Good Intentions Are Not Enough
Built into the word intentions is a gap. Intentions identify the inner motivations, the will, the desire that motivates an action. The gap appears between the intention, the action, and the result of the action.
The kitchen is at the crossroads of our small home. And in the middle of the kitchen is the refrigerator. Desire moves me toward it, often between meals. My intention is to choose a healthy, low-calorie item, maybe some chilled tea or some yogurt and fruit. And something else catches my eye, a slice of cheese or bread. The result of my trip to the refrigerator is often quite different from my intentions. And my best intention would be not to open the refrigerator door at all … and walk on by.
Every morning I’m reluctant to get in the shower as I notice what time it is and think, “Look at the time! I need to get going. I need to take a quick shower and while I’m in there, not use much hot water.” That intention has run into some problems. Philomena gave me for Christmas a fancy new dual head shower system with a detachable spray with six settings. Once I’m in the shower now, I’m trying out and playing with all the settings and having a grand time. Thankfully, it does have a water saving mode but I find it hard to get out of the shower while I’m enjoying it. This isn’t a new problem, as I greatly enjoy the feeling of warm water on my skin. It has just gotten worse. The result, longer showers, though I anticipate the novelty will wear off soon.

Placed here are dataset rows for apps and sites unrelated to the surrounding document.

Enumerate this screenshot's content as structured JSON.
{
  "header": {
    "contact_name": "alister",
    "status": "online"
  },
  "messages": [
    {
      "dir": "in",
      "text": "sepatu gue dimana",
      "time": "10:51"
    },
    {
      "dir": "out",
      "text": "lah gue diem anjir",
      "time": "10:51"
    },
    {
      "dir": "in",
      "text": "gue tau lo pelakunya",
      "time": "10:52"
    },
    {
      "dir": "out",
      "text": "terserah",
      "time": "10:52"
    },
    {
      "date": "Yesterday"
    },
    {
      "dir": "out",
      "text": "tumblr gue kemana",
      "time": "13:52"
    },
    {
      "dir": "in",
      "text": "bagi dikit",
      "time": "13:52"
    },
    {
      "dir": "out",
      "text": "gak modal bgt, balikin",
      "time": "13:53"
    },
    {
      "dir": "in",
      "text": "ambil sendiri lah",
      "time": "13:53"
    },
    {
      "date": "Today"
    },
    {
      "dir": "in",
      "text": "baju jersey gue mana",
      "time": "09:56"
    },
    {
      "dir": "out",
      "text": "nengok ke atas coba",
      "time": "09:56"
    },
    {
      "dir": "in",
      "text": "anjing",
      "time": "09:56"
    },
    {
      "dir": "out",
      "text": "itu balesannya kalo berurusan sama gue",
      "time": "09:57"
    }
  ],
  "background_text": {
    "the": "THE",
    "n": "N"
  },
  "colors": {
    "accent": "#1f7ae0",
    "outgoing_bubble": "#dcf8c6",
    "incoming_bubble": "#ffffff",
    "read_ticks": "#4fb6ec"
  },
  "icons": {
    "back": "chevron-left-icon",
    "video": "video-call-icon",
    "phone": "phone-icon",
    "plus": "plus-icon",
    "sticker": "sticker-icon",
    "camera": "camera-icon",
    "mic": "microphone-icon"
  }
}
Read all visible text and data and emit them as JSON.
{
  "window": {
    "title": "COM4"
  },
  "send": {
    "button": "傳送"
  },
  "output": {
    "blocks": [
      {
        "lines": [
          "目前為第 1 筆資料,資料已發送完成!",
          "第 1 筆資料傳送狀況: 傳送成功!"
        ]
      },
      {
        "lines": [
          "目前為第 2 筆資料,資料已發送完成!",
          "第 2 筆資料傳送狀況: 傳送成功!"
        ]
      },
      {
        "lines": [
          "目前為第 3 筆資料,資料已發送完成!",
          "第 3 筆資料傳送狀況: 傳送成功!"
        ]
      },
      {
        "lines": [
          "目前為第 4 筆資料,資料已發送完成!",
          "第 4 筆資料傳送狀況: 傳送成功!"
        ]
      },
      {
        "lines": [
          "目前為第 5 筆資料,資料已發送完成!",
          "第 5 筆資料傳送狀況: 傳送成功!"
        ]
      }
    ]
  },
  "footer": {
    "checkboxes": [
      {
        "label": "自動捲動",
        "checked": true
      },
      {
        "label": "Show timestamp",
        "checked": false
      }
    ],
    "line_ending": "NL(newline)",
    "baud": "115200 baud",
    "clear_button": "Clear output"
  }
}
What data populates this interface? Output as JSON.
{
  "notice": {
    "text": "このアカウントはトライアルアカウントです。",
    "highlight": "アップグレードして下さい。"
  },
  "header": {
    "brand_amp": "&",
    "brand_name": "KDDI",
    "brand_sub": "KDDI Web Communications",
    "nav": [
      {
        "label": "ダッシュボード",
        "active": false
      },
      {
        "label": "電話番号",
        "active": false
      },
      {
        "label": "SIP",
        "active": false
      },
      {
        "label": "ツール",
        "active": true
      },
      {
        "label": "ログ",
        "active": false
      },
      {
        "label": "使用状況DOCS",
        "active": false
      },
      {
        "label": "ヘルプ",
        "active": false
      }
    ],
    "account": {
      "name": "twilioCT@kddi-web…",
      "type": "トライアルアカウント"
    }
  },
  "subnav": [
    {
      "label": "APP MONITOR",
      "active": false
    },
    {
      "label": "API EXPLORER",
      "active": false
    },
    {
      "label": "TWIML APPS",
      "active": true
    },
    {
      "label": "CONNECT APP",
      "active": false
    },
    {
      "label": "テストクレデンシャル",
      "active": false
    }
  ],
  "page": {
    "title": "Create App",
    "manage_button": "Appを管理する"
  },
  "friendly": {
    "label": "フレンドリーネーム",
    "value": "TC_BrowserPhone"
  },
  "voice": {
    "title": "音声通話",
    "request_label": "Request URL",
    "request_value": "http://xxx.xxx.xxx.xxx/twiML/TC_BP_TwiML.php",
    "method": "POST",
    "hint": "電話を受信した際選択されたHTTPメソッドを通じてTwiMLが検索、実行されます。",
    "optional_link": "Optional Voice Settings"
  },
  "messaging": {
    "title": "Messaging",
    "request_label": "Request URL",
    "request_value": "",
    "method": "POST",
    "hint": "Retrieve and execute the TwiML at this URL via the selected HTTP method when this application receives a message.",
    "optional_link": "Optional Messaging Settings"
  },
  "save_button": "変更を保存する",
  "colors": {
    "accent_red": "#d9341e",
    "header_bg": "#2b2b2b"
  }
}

These simple examples point at the frequent deviations many of us experience between our intentions and the results of our actions. There is a temptation to blame a lack of will to follow through, and that is a significant factor in my two examples. But circumstances change and random factors can interfere with our intentions. Many people didn’t get to their intended destinations flying over the holidays because of the many baggage handlers and flight crews who came down with COVID infections and couldn’t come to work. Bad weather can disrupt our best laid plans. Losing a job or experiencing a financial setback can prevent people from making the loan or mortgage payment they had every intention of making. And a health crisis or family emergency, sooner or later, will disrupt our intentions for how we’d like to live our lives.
Intentions are also very important in the realm of microaggressions. The use of the term “articulate” is a good educational example. A Black person makes an intelligent, well-crafted statement in conversation then hear the response, “My, you are so articulate.” Rather than hearing that as a complement, the Black person may feel offended. They might hear in the response surprise that a Black person could say something that intelligent. They might have heard those exact same words in the past from white folks who were condescending in the way they meant it. Yet the responder may have genuinely been impressed by the Black person’s words and ideas and meant it purely as a complement. And still, their impression might have come from a subconscious racist expectation that Black people aren’t very smart. The problem is the Black person doesn’t know the truth because they can’t look inside that person’s head and assess their intention without knowing that person very well. This can be quite emotionally disturbing, not knowing how to receive another person’s words when racism often operates below white people’s awareness through deep conditioning of a white supremacist social system in which we live.
The intentions of institutions can be even harder to assess than the intentions of individuals. Their actions point to intentions but represent a collective will of those empowered to act for the institution.
To make those intentions clear, institutions use public statements of their purpose, their mission, their vision and their goals set out in their strategic plans. When these are clearly stated and consistently connect directly to the organization’s actions, the intentions of an institution become visible and inform those both inside and outside the institutions about its identity, values and intentions. Instead of lurking unseen in the head of the institution’s CEO, or President, or Minister in our case, it is the verifiable source for action.
This is why the consistency between our purpose, mission and vision and my actions as your Minister, our President’s actions and our Board’s actions are so important. All of Albany UU leaders need to check what we say and do to be in alignment with those public commitments of our institutional identity. This is the foundation for building trust in our leadership and commitment to our institutional efforts.
This is one powerful way we can close the gap between our collective intentions, actions and results. It is also a way for us to grow and develop by making our own personal intentions public as commitments to which others may hold us accountable for our actions and the results of those actions.